WHAT NEEDS TO BE DONE - Each line from the one containing "Parse this screenshot: output" to the end of the data must be copied exactly, the first and last included; no other lines and no pictures belong in the copy.

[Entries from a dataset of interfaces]

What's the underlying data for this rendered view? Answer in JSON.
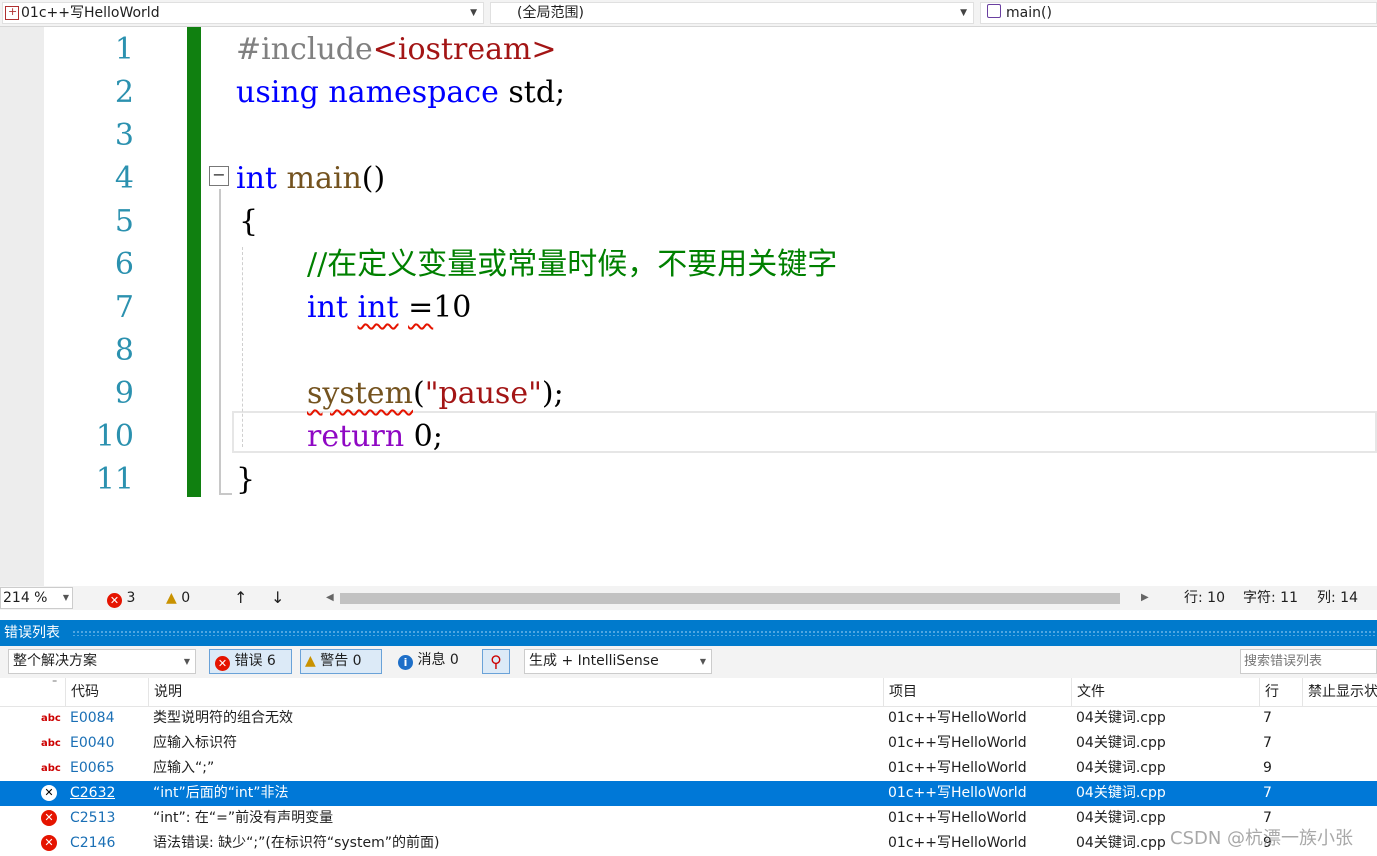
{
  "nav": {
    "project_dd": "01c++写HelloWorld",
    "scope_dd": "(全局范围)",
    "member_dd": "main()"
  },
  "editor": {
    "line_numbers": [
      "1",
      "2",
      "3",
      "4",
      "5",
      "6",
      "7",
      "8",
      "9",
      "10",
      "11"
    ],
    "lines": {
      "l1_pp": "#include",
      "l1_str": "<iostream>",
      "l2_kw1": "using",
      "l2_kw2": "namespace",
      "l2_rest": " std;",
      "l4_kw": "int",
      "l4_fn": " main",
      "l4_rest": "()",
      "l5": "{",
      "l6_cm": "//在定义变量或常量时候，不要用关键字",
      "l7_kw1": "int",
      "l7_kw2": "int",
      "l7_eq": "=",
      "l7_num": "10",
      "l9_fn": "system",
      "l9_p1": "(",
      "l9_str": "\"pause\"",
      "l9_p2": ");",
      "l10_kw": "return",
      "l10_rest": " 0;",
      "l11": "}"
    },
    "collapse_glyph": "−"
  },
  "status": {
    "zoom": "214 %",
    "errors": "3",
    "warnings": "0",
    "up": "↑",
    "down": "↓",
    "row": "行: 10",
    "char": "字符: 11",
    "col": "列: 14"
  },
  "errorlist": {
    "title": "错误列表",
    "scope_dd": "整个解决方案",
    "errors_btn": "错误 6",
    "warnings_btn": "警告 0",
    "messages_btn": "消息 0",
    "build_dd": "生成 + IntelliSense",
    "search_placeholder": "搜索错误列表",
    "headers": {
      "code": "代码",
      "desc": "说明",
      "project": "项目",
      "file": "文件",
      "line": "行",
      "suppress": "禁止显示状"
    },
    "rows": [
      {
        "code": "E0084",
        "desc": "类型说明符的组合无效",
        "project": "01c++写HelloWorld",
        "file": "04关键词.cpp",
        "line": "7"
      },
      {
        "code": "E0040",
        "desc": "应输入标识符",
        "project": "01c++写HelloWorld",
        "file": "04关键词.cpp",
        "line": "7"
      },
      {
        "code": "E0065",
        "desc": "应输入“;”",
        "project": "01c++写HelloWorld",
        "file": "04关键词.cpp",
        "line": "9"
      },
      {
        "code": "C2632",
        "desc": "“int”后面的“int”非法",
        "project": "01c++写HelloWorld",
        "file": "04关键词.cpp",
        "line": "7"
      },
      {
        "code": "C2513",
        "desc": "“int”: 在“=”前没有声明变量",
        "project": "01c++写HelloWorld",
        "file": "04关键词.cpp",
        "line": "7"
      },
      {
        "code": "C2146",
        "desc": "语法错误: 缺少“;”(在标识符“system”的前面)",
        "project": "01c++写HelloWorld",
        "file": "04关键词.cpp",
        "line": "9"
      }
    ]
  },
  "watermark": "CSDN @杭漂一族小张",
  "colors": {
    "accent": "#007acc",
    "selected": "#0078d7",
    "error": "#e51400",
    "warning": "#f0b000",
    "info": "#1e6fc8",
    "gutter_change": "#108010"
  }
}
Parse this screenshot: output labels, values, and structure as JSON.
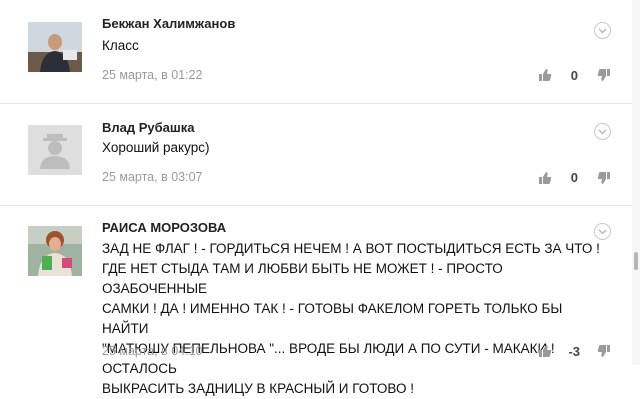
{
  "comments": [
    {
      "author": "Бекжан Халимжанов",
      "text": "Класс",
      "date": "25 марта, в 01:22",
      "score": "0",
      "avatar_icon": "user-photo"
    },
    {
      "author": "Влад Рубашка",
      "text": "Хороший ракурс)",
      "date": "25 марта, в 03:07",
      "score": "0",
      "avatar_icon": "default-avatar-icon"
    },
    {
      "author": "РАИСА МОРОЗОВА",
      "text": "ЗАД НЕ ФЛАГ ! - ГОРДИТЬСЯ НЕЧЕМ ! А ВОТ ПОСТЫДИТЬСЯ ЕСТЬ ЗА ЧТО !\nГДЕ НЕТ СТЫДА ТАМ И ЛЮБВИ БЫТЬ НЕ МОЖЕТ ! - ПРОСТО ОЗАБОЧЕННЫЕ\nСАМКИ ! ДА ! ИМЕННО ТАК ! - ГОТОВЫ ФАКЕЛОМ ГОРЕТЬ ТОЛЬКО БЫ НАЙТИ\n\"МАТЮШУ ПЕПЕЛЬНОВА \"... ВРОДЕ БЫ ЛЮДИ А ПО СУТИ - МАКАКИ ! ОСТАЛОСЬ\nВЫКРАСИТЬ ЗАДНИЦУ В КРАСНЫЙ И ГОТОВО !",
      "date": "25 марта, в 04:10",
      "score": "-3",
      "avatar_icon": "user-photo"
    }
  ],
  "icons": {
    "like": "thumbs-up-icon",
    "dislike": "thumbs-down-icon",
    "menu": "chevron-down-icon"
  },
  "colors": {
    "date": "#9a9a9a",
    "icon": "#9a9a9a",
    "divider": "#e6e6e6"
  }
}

RESULT OF THE TASK -
Parse this screenshot: output labels, values, and structure as JSON.
{
  "comments": [
    {
      "author": "Бекжан Халимжанов",
      "text": "Класс",
      "date": "25 марта, в 01:22",
      "score": "0",
      "avatar_icon": "user-photo"
    },
    {
      "author": "Влад Рубашка",
      "text": "Хороший ракурс)",
      "date": "25 марта, в 03:07",
      "score": "0",
      "avatar_icon": "default-avatar-icon"
    },
    {
      "author": "РАИСА МОРОЗОВА",
      "text": "ЗАД НЕ ФЛАГ ! - ГОРДИТЬСЯ НЕЧЕМ ! А ВОТ ПОСТЫДИТЬСЯ ЕСТЬ ЗА ЧТО !\nГДЕ НЕТ СТЫДА ТАМ И ЛЮБВИ БЫТЬ НЕ МОЖЕТ ! - ПРОСТО ОЗАБОЧЕННЫЕ\nСАМКИ ! ДА ! ИМЕННО ТАК ! - ГОТОВЫ ФАКЕЛОМ ГОРЕТЬ ТОЛЬКО БЫ НАЙТИ\n\"МАТЮШУ ПЕПЕЛЬНОВА \"... ВРОДЕ БЫ ЛЮДИ А ПО СУТИ - МАКАКИ ! ОСТАЛОСЬ\nВЫКРАСИТЬ ЗАДНИЦУ В КРАСНЫЙ И ГОТОВО !",
      "date": "25 марта, в 04:10",
      "score": "-3",
      "avatar_icon": "user-photo"
    }
  ],
  "icons": {
    "like": "thumbs-up-icon",
    "dislike": "thumbs-down-icon",
    "menu": "chevron-down-icon"
  },
  "colors": {
    "date": "#9a9a9a",
    "icon": "#9a9a9a",
    "divider": "#e6e6e6"
  }
}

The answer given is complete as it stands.